Scholar Profile

Michael P. Hendrich

Department of Chemistry
Carnegie Mellon University
4400 Fifth Avenue
Pittsburgh, PA 15213
Voice: 412-268-1058
Fax: 412-268-1061
Personal Homepage
1995 Searle Scholar

Research Interests

The Characterization of a New Metal Cluster in Enzymes.

Plants receive nitrogen for growth from fertilizers via a pathway dependent on soil bacteria which feed on ammonia. In the soil bacteria nitrosomonas, at least two enzymes are required, ammonia monooxygenase (AMO) and hydroxylamine oxidoreductase (HAO), which sequentially oxidize ammonia to hydroxylamine, and then to nitrite. New advances in EPR spectroscopy have provided signatures from a novel type of an enzymatic metal cluster in the protein HAO. This large molecular weight protein is a trimer, with each monomeric polypeptide unit contains eight heme groups. Oxidation of the substrate hydroxylamine occurs at a covalently-linked diheme cluster; we believe this is the first known occurrence of this type of cluster in biology.1 Metal clusters, of which only approximately a dozen are known, perform unique and pivotal functions in biological processes. Thus, the discovery of a new cluster may impact other biological domains.
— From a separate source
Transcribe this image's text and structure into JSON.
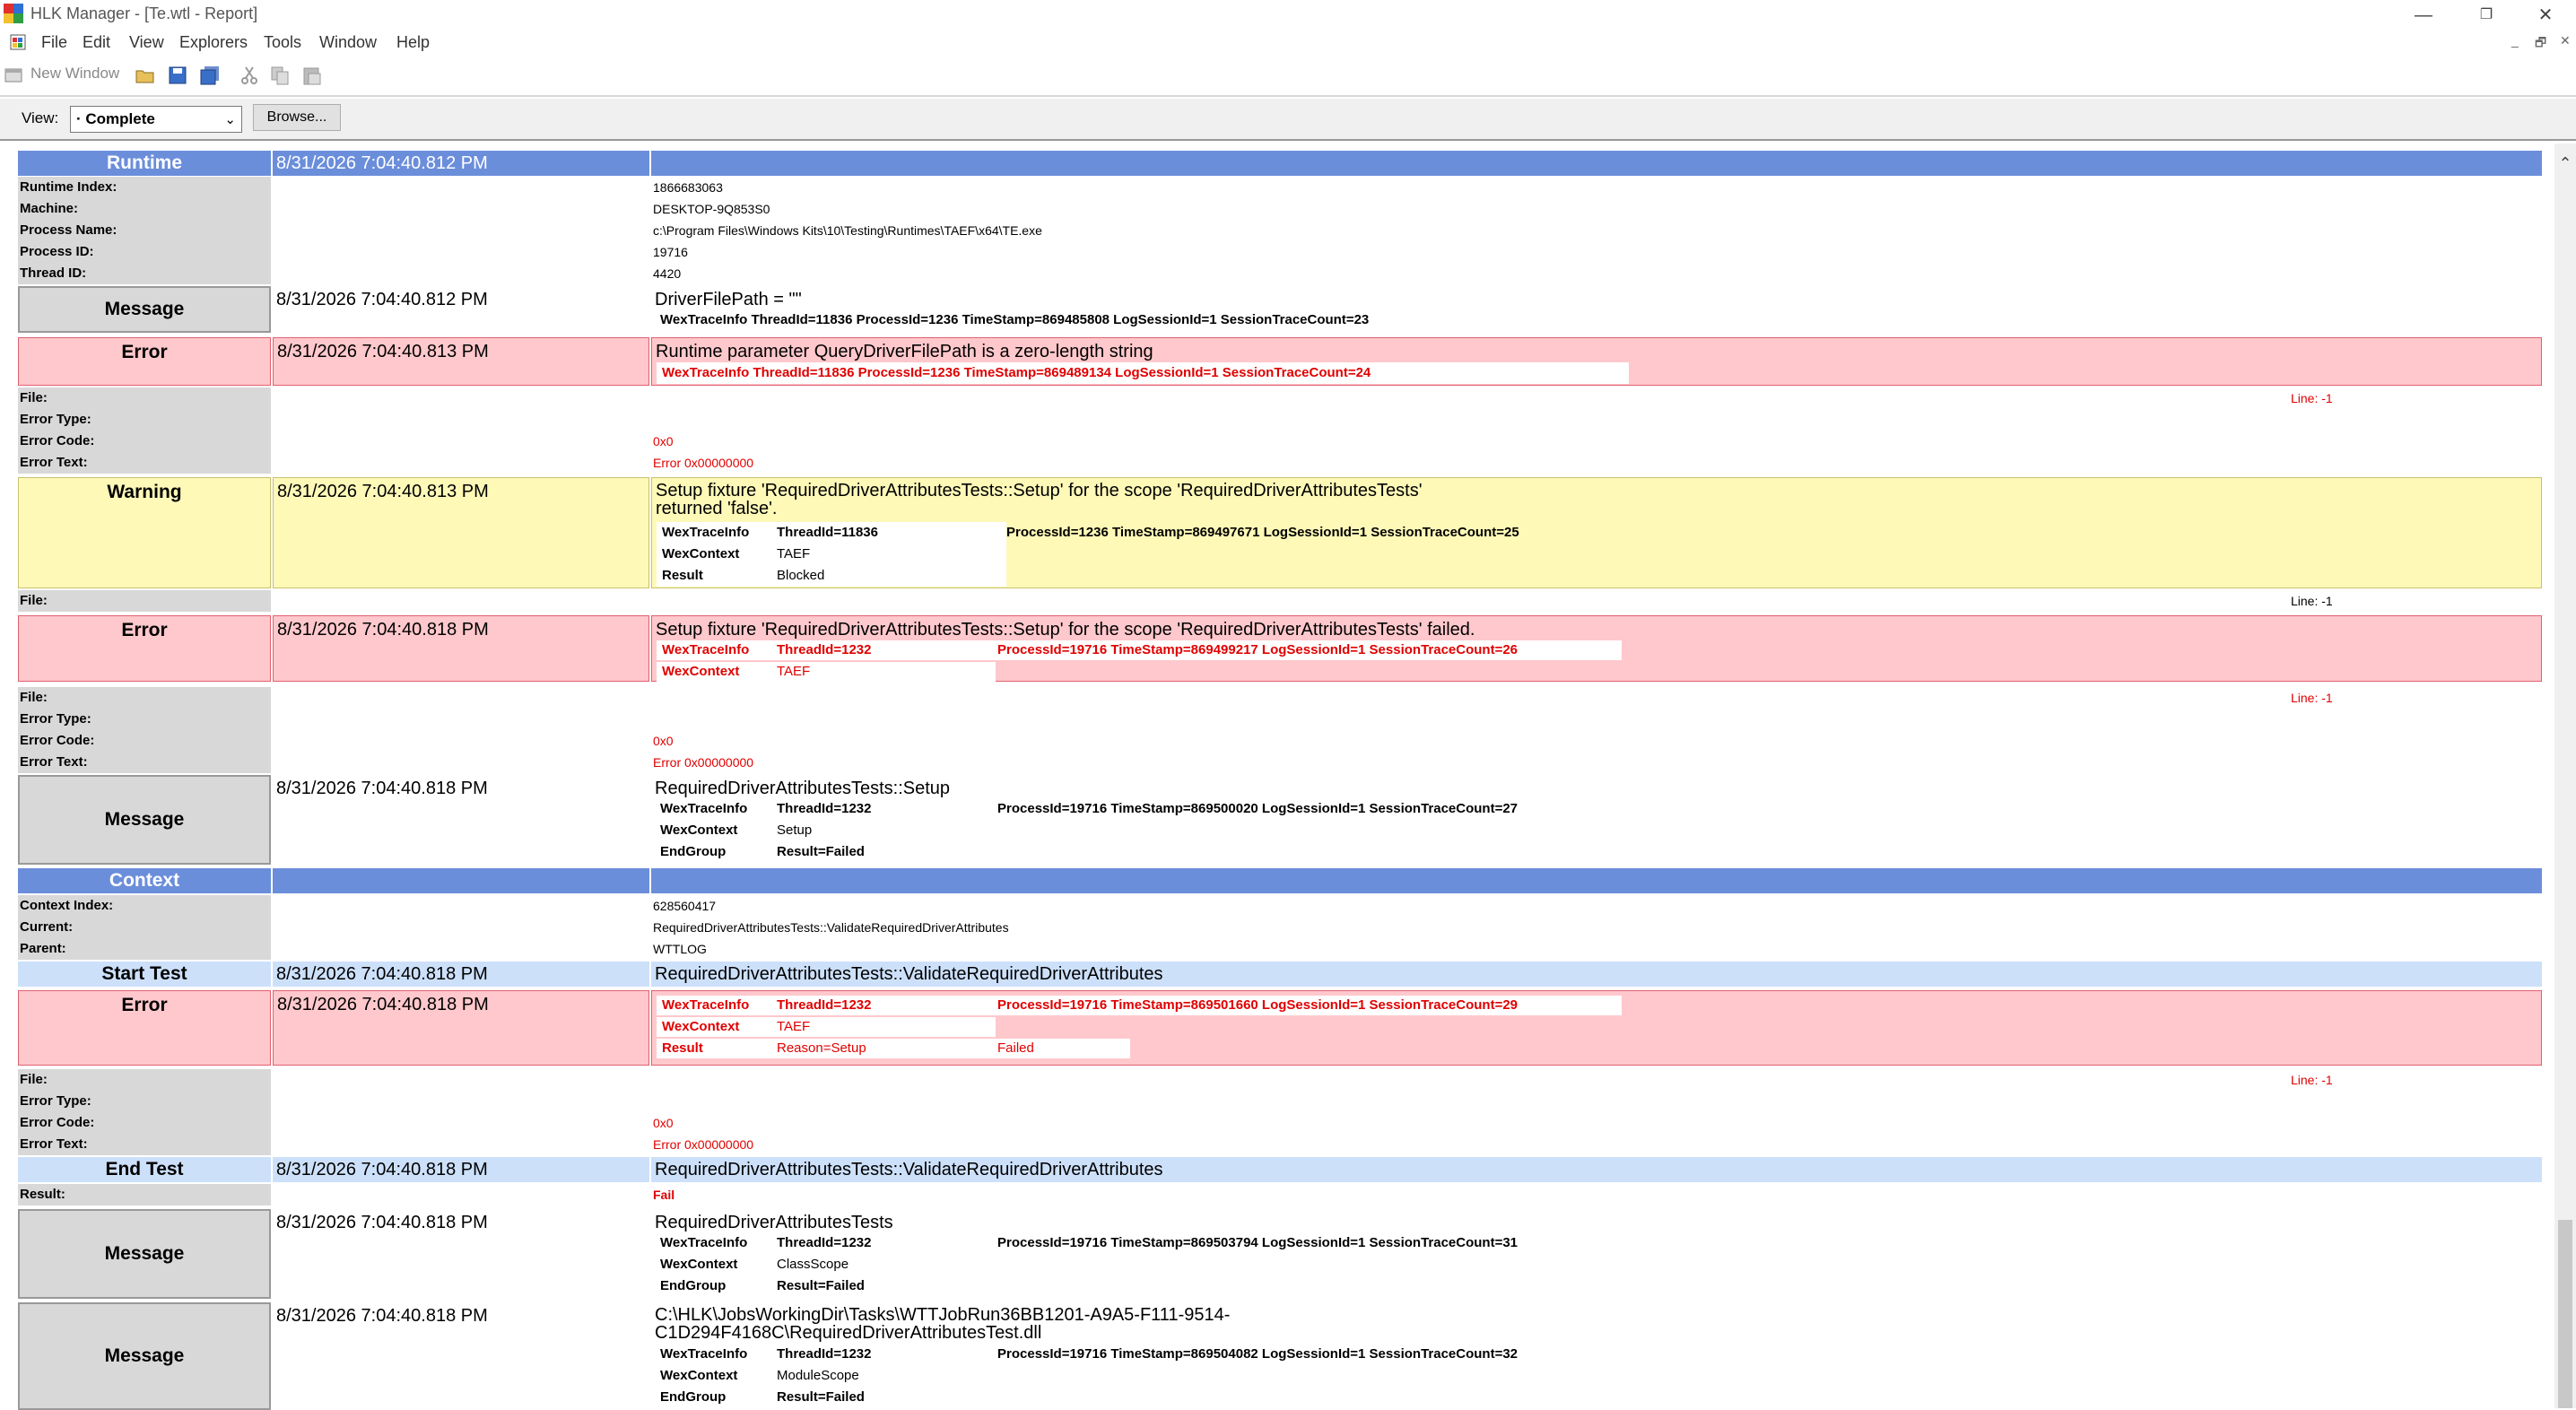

Recently, we have completed experiments to verify the existence of this cluster. In an electrochemical titration study, both EPR and optical spectra of the eight hemes groups of HAO were monitored. The enzymatic active site of HAO is known to contain one heme with midpoint potential of -322 mV. We have determined, however, that the characteristic EPR signal of this active site vanishes at a much higher potential of -150 mV. Moreover, this potential coincides with the midpoint potential of another heme in HAO. This result provides further evidence in support of the diheme cluster, by ruling out the possible existence of an active site composed of a protein radical coupled to a single heme.
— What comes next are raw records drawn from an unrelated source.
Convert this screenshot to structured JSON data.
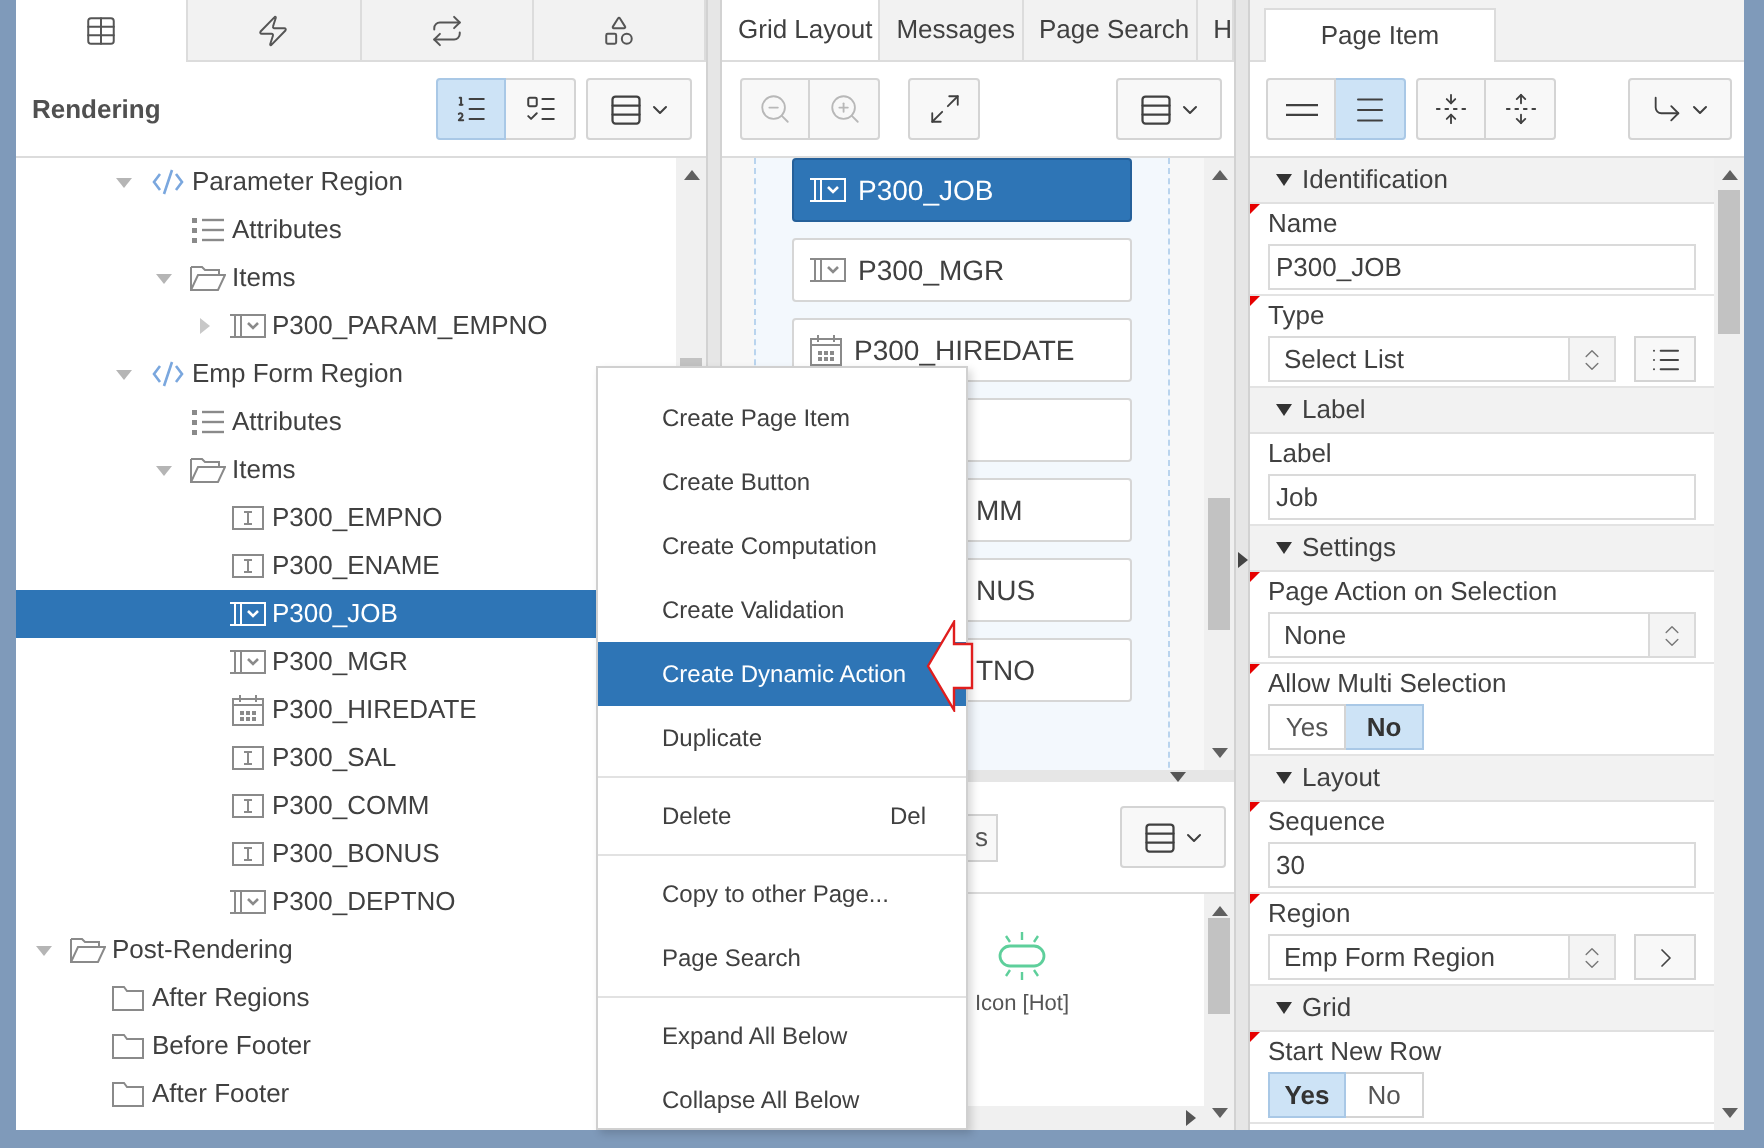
{
  "left_panel": {
    "tabs": [
      {
        "kind": "rendering",
        "selected": true
      },
      {
        "kind": "dynamic_actions",
        "selected": false
      },
      {
        "kind": "processing",
        "selected": false
      },
      {
        "kind": "shared_components",
        "selected": false
      }
    ],
    "title": "Rendering",
    "view_toggles": [
      {
        "kind": "numbered",
        "selected": true
      },
      {
        "kind": "shapes",
        "selected": false
      }
    ],
    "tree": [
      {
        "children": [
          {
            "children": [
              {
                "label": "Parameter Region",
                "kind": "region",
                "expanded": true,
                "selected": false,
                "children": [
                  {
                    "label": "Attributes",
                    "kind": "attributes",
                    "selected": false
                  },
                  {
                    "label": "Items",
                    "kind": "folder",
                    "expanded": true,
                    "selected": false,
                    "children": [
                      {
                        "label": "P300_PARAM_EMPNO",
                        "kind": "select",
                        "expanded": false,
                        "selected": false
                      }
                    ]
                  }
                ]
              },
              {
                "label": "Emp Form Region",
                "kind": "region",
                "expanded": true,
                "selected": false,
                "children": [
                  {
                    "label": "Attributes",
                    "kind": "attributes",
                    "selected": false
                  },
                  {
                    "label": "Items",
                    "kind": "folder",
                    "expanded": true,
                    "selected": false,
                    "children": [
                      {
                        "label": "P300_EMPNO",
                        "kind": "text",
                        "selected": false
                      },
                      {
                        "label": "P300_ENAME",
                        "kind": "text",
                        "selected": false
                      },
                      {
                        "label": "P300_JOB",
                        "kind": "select",
                        "selected": true
                      },
                      {
                        "label": "P300_MGR",
                        "kind": "select",
                        "selected": false
                      },
                      {
                        "label": "P300_HIREDATE",
                        "kind": "date",
                        "selected": false
                      },
                      {
                        "label": "P300_SAL",
                        "kind": "text",
                        "selected": false
                      },
                      {
                        "label": "P300_COMM",
                        "kind": "text",
                        "selected": false
                      },
                      {
                        "label": "P300_BONUS",
                        "kind": "text",
                        "selected": false
                      },
                      {
                        "label": "P300_DEPTNO",
                        "kind": "select",
                        "selected": false
                      }
                    ]
                  }
                ]
              }
            ]
          }
        ]
      },
      {
        "label": "Post-Rendering",
        "kind": "folder",
        "expanded": true,
        "selected": false,
        "children": [
          {
            "label": "After Regions",
            "kind": "folder",
            "selected": false
          },
          {
            "label": "Before Footer",
            "kind": "folder",
            "selected": false
          },
          {
            "label": "After Footer",
            "kind": "folder",
            "selected": false
          }
        ]
      }
    ]
  },
  "middle_panel": {
    "tabs": [
      {
        "label": "Grid Layout",
        "selected": true
      },
      {
        "label": "Messages",
        "selected": false
      },
      {
        "label": "Page Search",
        "selected": false
      },
      {
        "label": "H",
        "selected": false
      }
    ],
    "toolbar": [
      {
        "kind": "zoom_out",
        "disabled": true
      },
      {
        "kind": "zoom_in",
        "disabled": true
      },
      {
        "kind": "expand",
        "disabled": false
      }
    ],
    "cards": [
      {
        "label": "P300_JOB",
        "kind": "select",
        "selected": true
      },
      {
        "label": "P300_MGR",
        "kind": "select",
        "selected": false
      },
      {
        "label": "P300_HIREDATE",
        "kind": "date",
        "selected": false
      },
      {
        "selected": false
      },
      {
        "label": "MM",
        "selected": false
      },
      {
        "label": "NUS",
        "selected": false
      },
      {
        "label": "TNO",
        "selected": false
      }
    ],
    "gallery_button": "s",
    "gallery": [
      {
        "label": "Icon [Hot]"
      }
    ]
  },
  "right_panel": {
    "tab": {
      "label": "Page Item",
      "selected": true
    },
    "toolbar_toggles": [
      {
        "kind": "compact",
        "selected": false
      },
      {
        "kind": "full",
        "selected": true
      }
    ],
    "sections": [
      {
        "title": "Identification",
        "fields": [
          {
            "label": "Name",
            "required": true,
            "kind": "text",
            "value": "P300_JOB"
          },
          {
            "label": "Type",
            "required": true,
            "kind": "select",
            "value": "Select List",
            "button": {
              "kind": "list"
            }
          }
        ]
      },
      {
        "title": "Label",
        "fields": [
          {
            "label": "Label",
            "required": false,
            "kind": "text",
            "value": "Job"
          }
        ]
      },
      {
        "title": "Settings",
        "fields": [
          {
            "label": "Page Action on Selection",
            "required": true,
            "kind": "select",
            "value": "None"
          },
          {
            "label": "Allow Multi Selection",
            "required": true,
            "kind": "switch",
            "options": [
              {
                "label": "Yes",
                "selected": false
              },
              {
                "label": "No",
                "selected": true
              }
            ]
          }
        ]
      },
      {
        "title": "Layout",
        "fields": [
          {
            "label": "Sequence",
            "required": true,
            "kind": "text",
            "value": "30"
          },
          {
            "label": "Region",
            "required": true,
            "kind": "select",
            "value": "Emp Form Region",
            "button": {
              "kind": "go"
            }
          }
        ]
      },
      {
        "title": "Grid",
        "fields": [
          {
            "label": "Start New Row",
            "required": true,
            "kind": "switch",
            "options": [
              {
                "label": "Yes",
                "selected": true
              },
              {
                "label": "No",
                "selected": false
              }
            ]
          }
        ]
      }
    ]
  },
  "context_menu": {
    "groups": [
      [
        {
          "label": "Create Page Item",
          "selected": false
        },
        {
          "label": "Create Button",
          "selected": false
        },
        {
          "label": "Create Computation",
          "selected": false
        },
        {
          "label": "Create Validation",
          "selected": false
        },
        {
          "label": "Create Dynamic Action",
          "selected": true
        },
        {
          "label": "Duplicate",
          "selected": false
        }
      ],
      [
        {
          "label": "Delete",
          "shortcut": "Del",
          "selected": false
        }
      ],
      [
        {
          "label": "Copy to other Page...",
          "selected": false
        },
        {
          "label": "Page Search",
          "selected": false
        }
      ],
      [
        {
          "label": "Expand All Below",
          "selected": false
        },
        {
          "label": "Collapse All Below",
          "selected": false
        }
      ]
    ]
  }
}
The mechanism of the enzymatic cycle of HAO is not known, but we believe that a diheme cluster would facilitate the 4-electron oxidation of hydroxylamine in a two-step process. Studies are in progress to observe intermediates in this mechanism. Another protein from nitrosomonas, cytochrome c554, accepts electrons from HAO for eventual delivery to cytochrome oxidase. However, this protein has been suspected of having an enzymatic function in which an intermediate in the hydroxylamine oxidation is a substrate. We have discovered new EPR signals from cytochrome c554 in support of an enzymatic role.

An important advance in EPR spectroscopy has facilitated these discoveries: the ability to quantitatively study paramagnetic centers possessing integer electronic spin. Further instrumentation advances are to be completed this year which raise the microwave frequency of the measurements. This increase in frequency enables investigations of metalloproteins that would otherwise be impossible.